### Data for processing
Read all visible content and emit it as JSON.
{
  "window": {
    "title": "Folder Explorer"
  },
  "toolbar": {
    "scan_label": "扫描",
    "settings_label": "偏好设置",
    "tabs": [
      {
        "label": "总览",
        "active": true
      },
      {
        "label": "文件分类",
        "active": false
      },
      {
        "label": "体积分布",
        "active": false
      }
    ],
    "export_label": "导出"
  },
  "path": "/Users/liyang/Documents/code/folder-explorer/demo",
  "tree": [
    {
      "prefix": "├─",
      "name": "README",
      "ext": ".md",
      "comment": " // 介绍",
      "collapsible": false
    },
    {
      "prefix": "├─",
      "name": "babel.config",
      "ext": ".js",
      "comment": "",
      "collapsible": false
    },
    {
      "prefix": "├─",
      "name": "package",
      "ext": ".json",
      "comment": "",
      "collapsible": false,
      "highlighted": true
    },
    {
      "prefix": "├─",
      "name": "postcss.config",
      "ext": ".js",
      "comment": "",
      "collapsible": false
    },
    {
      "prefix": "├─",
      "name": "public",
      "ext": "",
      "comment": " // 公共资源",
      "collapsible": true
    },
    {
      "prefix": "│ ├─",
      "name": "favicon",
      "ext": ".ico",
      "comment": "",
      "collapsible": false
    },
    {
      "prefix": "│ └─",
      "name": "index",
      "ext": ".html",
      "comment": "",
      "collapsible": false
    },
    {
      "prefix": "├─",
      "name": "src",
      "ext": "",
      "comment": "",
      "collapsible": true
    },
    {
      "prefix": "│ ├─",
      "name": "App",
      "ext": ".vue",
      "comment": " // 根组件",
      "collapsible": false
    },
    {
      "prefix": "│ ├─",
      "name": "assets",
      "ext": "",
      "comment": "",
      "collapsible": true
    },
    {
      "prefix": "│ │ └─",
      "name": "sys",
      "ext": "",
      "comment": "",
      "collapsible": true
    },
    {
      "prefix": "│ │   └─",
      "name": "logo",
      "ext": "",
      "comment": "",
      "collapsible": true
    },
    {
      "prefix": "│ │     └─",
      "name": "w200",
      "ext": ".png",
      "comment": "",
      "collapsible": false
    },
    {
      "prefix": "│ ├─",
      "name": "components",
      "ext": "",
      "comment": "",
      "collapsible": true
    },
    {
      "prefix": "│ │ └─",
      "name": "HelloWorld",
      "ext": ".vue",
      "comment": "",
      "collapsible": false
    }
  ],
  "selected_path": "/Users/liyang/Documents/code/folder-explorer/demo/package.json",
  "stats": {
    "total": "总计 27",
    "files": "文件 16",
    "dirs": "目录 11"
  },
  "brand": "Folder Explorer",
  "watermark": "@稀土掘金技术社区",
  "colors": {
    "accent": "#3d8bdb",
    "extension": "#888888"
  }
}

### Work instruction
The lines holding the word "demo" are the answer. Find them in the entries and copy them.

### Written reply
  "path": "/Users/liyang/Documents/code/folder-explorer/demo",
  "selected_path": "/Users/liyang/Documents/code/folder-explorer/demo/package.json",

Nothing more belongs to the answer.